╭─ DATASET RECORDS

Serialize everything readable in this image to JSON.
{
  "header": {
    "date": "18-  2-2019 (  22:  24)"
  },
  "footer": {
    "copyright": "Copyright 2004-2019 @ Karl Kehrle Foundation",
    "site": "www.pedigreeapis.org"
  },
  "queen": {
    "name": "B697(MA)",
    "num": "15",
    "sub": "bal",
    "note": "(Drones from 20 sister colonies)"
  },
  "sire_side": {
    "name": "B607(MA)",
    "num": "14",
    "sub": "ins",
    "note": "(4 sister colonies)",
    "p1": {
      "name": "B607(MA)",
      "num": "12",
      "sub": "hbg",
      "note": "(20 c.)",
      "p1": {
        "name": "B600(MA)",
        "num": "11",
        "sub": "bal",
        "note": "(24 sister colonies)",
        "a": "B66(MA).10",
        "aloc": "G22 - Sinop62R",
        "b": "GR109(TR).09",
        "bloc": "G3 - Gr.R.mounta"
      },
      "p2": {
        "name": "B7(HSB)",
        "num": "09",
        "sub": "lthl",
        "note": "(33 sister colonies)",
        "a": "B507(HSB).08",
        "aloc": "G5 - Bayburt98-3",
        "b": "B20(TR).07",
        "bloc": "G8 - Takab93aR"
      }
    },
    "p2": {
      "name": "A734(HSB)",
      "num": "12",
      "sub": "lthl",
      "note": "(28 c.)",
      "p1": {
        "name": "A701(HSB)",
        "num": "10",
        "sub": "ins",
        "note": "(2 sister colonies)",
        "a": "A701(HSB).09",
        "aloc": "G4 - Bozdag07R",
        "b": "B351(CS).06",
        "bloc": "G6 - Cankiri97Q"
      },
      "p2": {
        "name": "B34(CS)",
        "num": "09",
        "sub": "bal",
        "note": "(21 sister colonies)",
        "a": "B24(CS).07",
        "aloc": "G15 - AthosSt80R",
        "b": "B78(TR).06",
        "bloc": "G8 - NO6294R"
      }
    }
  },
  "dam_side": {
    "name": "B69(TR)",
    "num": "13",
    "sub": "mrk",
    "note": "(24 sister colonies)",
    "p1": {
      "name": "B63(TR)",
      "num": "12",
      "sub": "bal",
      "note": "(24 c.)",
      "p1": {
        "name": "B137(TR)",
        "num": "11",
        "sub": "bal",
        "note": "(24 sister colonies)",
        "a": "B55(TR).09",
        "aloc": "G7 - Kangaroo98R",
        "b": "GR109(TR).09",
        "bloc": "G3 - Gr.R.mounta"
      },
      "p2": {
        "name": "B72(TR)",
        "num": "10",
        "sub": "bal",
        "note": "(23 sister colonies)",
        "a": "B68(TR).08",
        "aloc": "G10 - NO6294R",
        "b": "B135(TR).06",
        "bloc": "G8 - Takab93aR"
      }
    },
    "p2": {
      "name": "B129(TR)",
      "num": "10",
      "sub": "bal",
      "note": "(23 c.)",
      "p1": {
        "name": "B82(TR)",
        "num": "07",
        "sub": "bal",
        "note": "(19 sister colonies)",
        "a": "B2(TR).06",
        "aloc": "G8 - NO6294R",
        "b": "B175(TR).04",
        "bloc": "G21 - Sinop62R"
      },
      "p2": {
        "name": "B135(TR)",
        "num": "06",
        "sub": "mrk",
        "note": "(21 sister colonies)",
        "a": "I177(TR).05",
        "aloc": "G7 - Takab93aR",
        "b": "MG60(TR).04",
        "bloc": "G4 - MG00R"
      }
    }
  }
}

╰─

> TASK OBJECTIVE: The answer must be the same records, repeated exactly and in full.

> SOLUTION TO THIS TASK:
Serialize everything readable in this image to JSON.
{
  "header": {
    "date": "18-  2-2019 (  22:  24)"
  },
  "footer": {
    "copyright": "Copyright 2004-2019 @ Karl Kehrle Foundation",
    "site": "www.pedigreeapis.org"
  },
  "queen": {
    "name": "B697(MA)",
    "num": "15",
    "sub": "bal",
    "note": "(Drones from 20 sister colonies)"
  },
  "sire_side": {
    "name": "B607(MA)",
    "num": "14",
    "sub": "ins",
    "note": "(4 sister colonies)",
    "p1": {
      "name": "B607(MA)",
      "num": "12",
      "sub": "hbg",
      "note": "(20 c.)",
      "p1": {
        "name": "B600(MA)",
        "num": "11",
        "sub": "bal",
        "note": "(24 sister colonies)",
        "a": "B66(MA).10",
        "aloc": "G22 - Sinop62R",
        "b": "GR109(TR).09",
        "bloc": "G3 - Gr.R.mounta"
      },
      "p2": {
        "name": "B7(HSB)",
        "num": "09",
        "sub": "lthl",
        "note": "(33 sister colonies)",
        "a": "B507(HSB).08",
        "aloc": "G5 - Bayburt98-3",
        "b": "B20(TR).07",
        "bloc": "G8 - Takab93aR"
      }
    },
    "p2": {
      "name": "A734(HSB)",
      "num": "12",
      "sub": "lthl",
      "note": "(28 c.)",
      "p1": {
        "name": "A701(HSB)",
        "num": "10",
        "sub": "ins",
        "note": "(2 sister colonies)",
        "a": "A701(HSB).09",
        "aloc": "G4 - Bozdag07R",
        "b": "B351(CS).06",
        "bloc": "G6 - Cankiri97Q"
      },
      "p2": {
        "name": "B34(CS)",
        "num": "09",
        "sub": "bal",
        "note": "(21 sister colonies)",
        "a": "B24(CS).07",
        "aloc": "G15 - AthosSt80R",
        "b": "B78(TR).06",
        "bloc": "G8 - NO6294R"
      }
    }
  },
  "dam_side": {
    "name": "B69(TR)",
    "num": "13",
    "sub": "mrk",
    "note": "(24 sister colonies)",
    "p1": {
      "name": "B63(TR)",
      "num": "12",
      "sub": "bal",
      "note": "(24 c.)",
      "p1": {
        "name": "B137(TR)",
        "num": "11",
        "sub": "bal",
        "note": "(24 sister colonies)",
        "a": "B55(TR).09",
        "aloc": "G7 - Kangaroo98R",
        "b": "GR109(TR).09",
        "bloc": "G3 - Gr.R.mounta"
      },
      "p2": {
        "name": "B72(TR)",
        "num": "10",
        "sub": "bal",
        "note": "(23 sister colonies)",
        "a": "B68(TR).08",
        "aloc": "G10 - NO6294R",
        "b": "B135(TR).06",
        "bloc": "G8 - Takab93aR"
      }
    },
    "p2": {
      "name": "B129(TR)",
      "num": "10",
      "sub": "bal",
      "note": "(23 c.)",
      "p1": {
        "name": "B82(TR)",
        "num": "07",
        "sub": "bal",
        "note": "(19 sister colonies)",
        "a": "B2(TR).06",
        "aloc": "G8 - NO6294R",
        "b": "B175(TR).04",
        "bloc": "G21 - Sinop62R"
      },
      "p2": {
        "name": "B135(TR)",
        "num": "06",
        "sub": "mrk",
        "note": "(21 sister colonies)",
        "a": "I177(TR).05",
        "aloc": "G7 - Takab93aR",
        "b": "MG60(TR).04",
        "bloc": "G4 - MG00R"
      }
    }
  }
}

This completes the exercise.